How to fix it: When you’re making drop cookies, like chocolate chip cookies or oatmeal raisin, you’ll want to chill your dough before it goes in the oven. “Freeze your portioned cookie dough on a cookie sheet for at least an hour before baking,” Sheehan says. “This will help your cookies keep their shape when baking.”

12. Using a spoon for drop cookies.

Ever wonder why your cookies aren’t perfectly round and uniform, a la your Pinterest board? The secret to round cookies, it turns out, is an assist from a kitchen gadget that’s not a spoon.

How to fix it: It’s worth investing in a small ice cream scoop to help portion out your dough, Sheehan says.

13. Randomly substituting ingredients.

PSA: You can’t use bread flour instead of all-purpose flour or oil instead of butter and expect the cookie to turn out as they do in the recipe, Gray says. A wrong flour could make the cookie too dry, and oil will make the cookies much softer than butter.

How to fix it: “The recipe writer chose the specific type of flour, fat, sugar, and liquid to create the perfect version of that cookie,” Gray says. Read through the recipe and make sure you’ve got all the right ingredients before you start mixing the dough, she suggests.

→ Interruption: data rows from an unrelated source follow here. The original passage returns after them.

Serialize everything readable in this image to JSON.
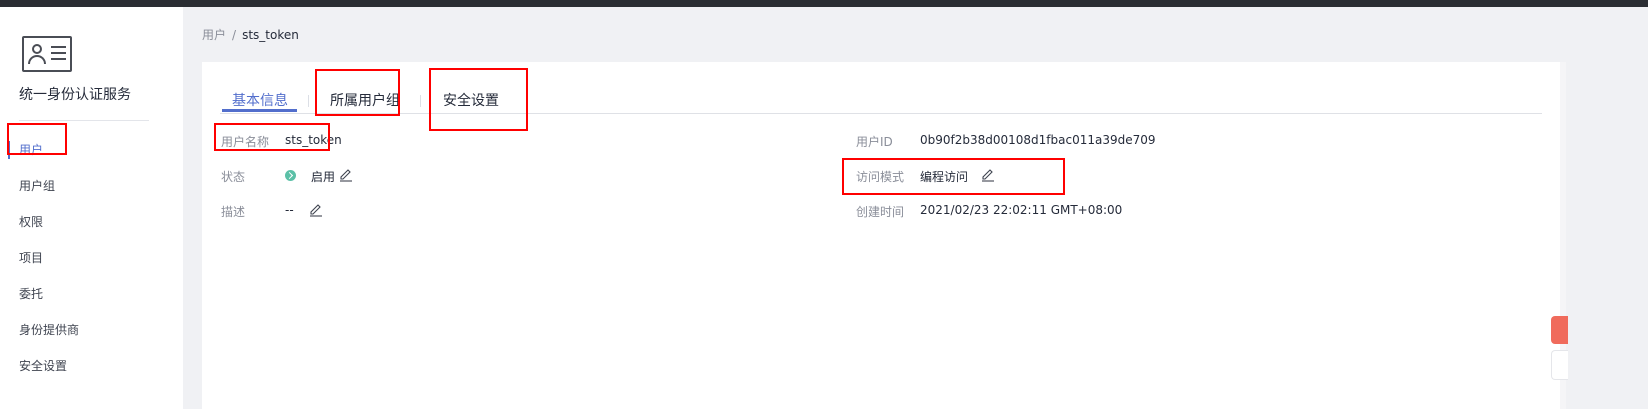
{
  "sidebar": {
    "service_icon": "user-card-icon",
    "title": "统一身份认证服务",
    "items": [
      {
        "label": "用户"
      },
      {
        "label": "用户组"
      },
      {
        "label": "权限"
      },
      {
        "label": "项目"
      },
      {
        "label": "委托"
      },
      {
        "label": "身份提供商"
      },
      {
        "label": "安全设置"
      }
    ],
    "active_index": 0
  },
  "breadcrumb": {
    "parent": "用户",
    "separator": "/",
    "current": "sts_token"
  },
  "tabs": [
    {
      "label": "基本信息"
    },
    {
      "label": "所属用户组"
    },
    {
      "label": "安全设置"
    }
  ],
  "info": {
    "username_label": "用户名称",
    "username_value": "sts_token",
    "status_label": "状态",
    "status_value": "启用",
    "description_label": "描述",
    "description_value": "--",
    "user_id_label": "用户ID",
    "user_id_value": "0b90f2b38d00108d1fbac011a39de709",
    "access_mode_label": "访问模式",
    "access_mode_value": "编程访问",
    "created_label": "创建时间",
    "created_value": "2021/02/23 22:02:11 GMT+08:00"
  },
  "colors": {
    "accent": "#526ecc",
    "status_ok": "#5bc0a7",
    "annotation": "#ff0000"
  }
}
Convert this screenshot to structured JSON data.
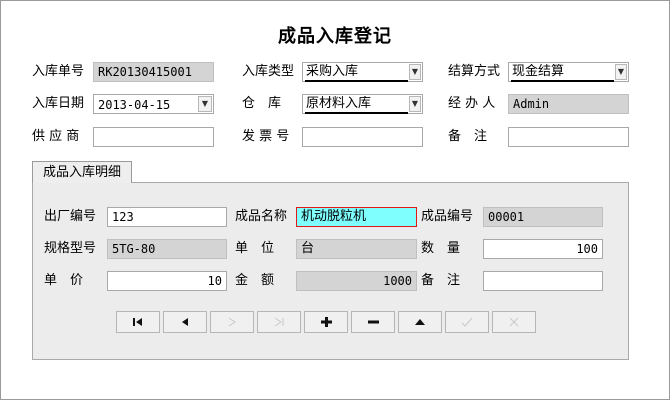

14. Using a single baking sheet.

The drill: Your first batch of cookies come out of the oven, and you move them quickly to a cooling rack and start filling up the sheet with your next batch. Doing this will result in thin cookies because they’ll melt and spread before they start baking, warns Rachel Paxton, who has three decades of baking experience and runs the blog Creative Homemaking.

How to fix it: Keep a few cookie sheets on hand so that you can let them cool down between patches, Paxton suggests.

15. Using an old cookie sheet.

Are your cookies constantly burning? You may want to wag your finger at those old, thin cookie sheets you’ve been using, Paxton says.

How to fix it: Your best bet is to invest in a new, heavy-duty cookie sheet, Paxton says. But, you could also get a little more mileage out of your old cooking sheet by adding a layer of aluminum foil, which will help prevent your cookies from burning, she suggests.